When you call, let them know if you're a new patient, as this will require you to complete some paperwork for your first visit. Tell them the reason for your visit, such as your symptoms if you're feeling sick. It's also important to inform them if you have Medicaid and to find out if you need to bring anything to the visit, like current medications or medical records.
From here, the receptionist will likely ask what dates and times work best for you. During your call, it's important to be honest about your symptoms and the reason for your visit. This information will help the doctor treat you and give him or her an idea of what to expect. Your appointment may progress faster as a result, and the doctor can come prepared with a list of options to better care for you.
Doctors see a number of patients in a day, sometimes in 15-minute increments in areas where the physicians are in high demand. This can leave little time for doctors to perform thorough examinations, and they can end up missing certain problem indicators. While some problems, like a cold or flu, can be diagnosed in this time, more complex ailments require attention, which takes up time. Reviews can illuminate which doctors actively spend the necessary time with their patients and which ones are pressed against the clock to meet demand.
Surgery has some more dire risks attached to it, so be sure to talk to your surgeon about the potential issues that can come up as a result of your procedure. If a patient has a reaction to anesthesia, it can cause very serious complications, but this is an uncommon occurrence. Blood clots can be a significant problem after surgery, often caused by inactivity during recovery. Infections, numbness, scarring, swelling and death are all possible, but the likelihood of these issues will vary depending on the type of surgery you're undergoing. Talk to your doctor about your concerns and your risk potential.
Surgery affects people in different ways, but as you begin to emerge from anesthesia, you'll want to alert your nurse to any issues you may have. The nurse will tell you how the procedure went, what effect it will have on your condition, what to expect when you get home and how long it will take to get back to normal. If you start feeling pain, the nurse may give you medication to stop it from getting worse. When possible, it's also advised to move around to avoid blood clots from developing in your legs. This can be as simple as occasionally flexing your knee or rotating your foot.
Some surgeries are outpatient procedures, where people are released the same day. For major surgeries, patients may stay at the hospital for a few days to be monitored and address any concerns before being sent home. Discuss with your surgeon the projected length of the hospital stay and what you need to bring.

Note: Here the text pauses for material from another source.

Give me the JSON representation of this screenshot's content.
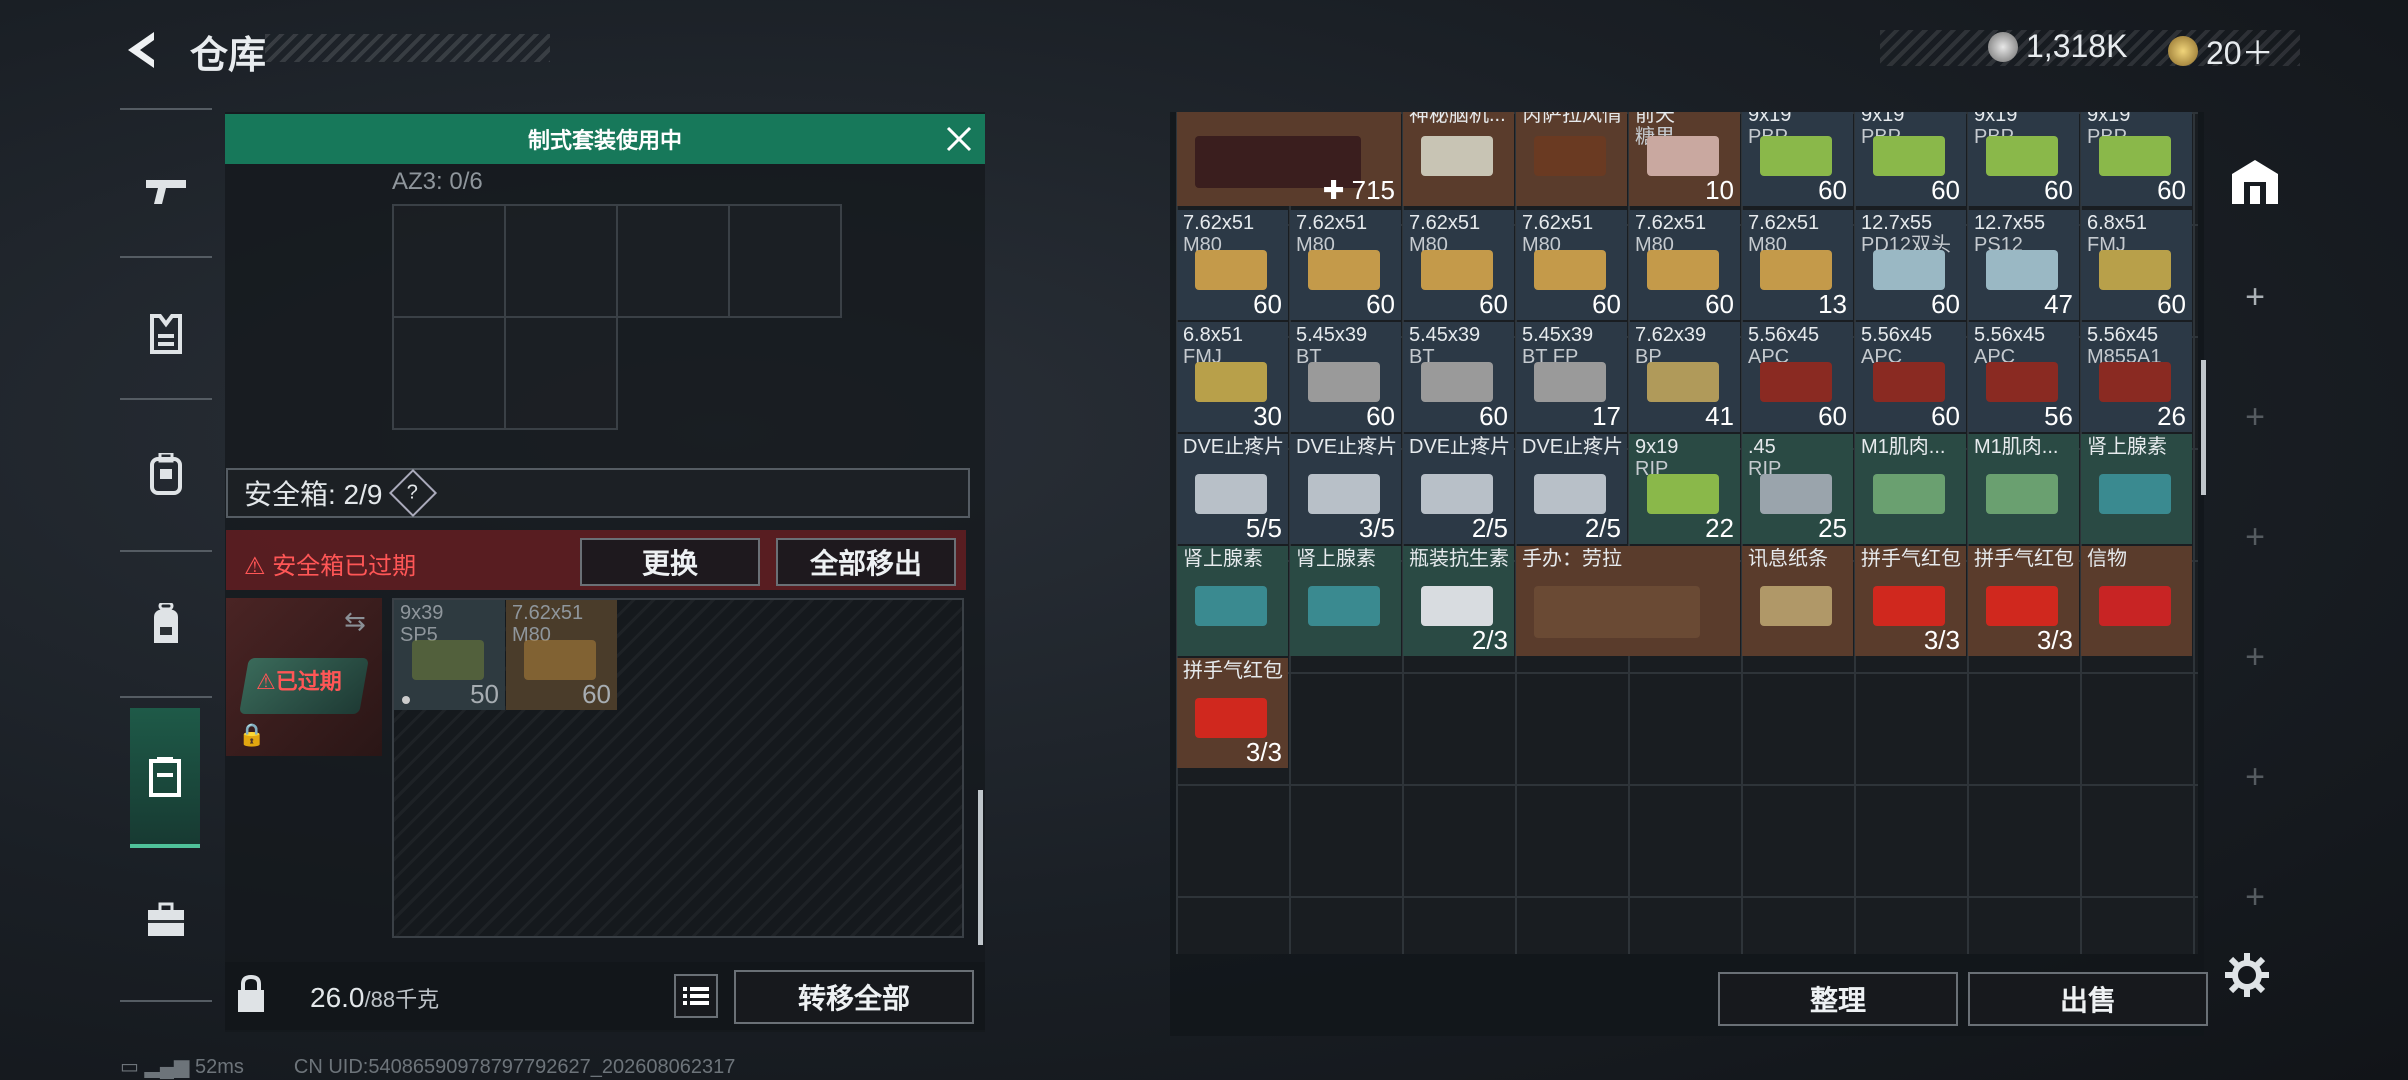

Your recovery time and follow-up expectations will vary depending on your procedure. For example, you can be expected to be on your feet within a few days of having your wisdom teeth taken out, but it may be weeks before you have fully recovered from a broken foot or heart-valve surgery. Your surgeon will give you a list of things that you'll need to do during this time, including what medications to take and when you'll be able to get back to work and other activities.
Every surgery will have a follow-up call or appointment to discuss your recovery and allow you to ask any questions about unusual symptoms or changes in your overall health. If you have a major operation, like heart surgery, it's important to make regular checkups with your doctor or a specialist to ensure that everything is normal. Visiting a doctor will help deter infection and verify that everything is healing as expected. These appointments will give you peace of mind about your state of health and ensure that any issues are caught early on.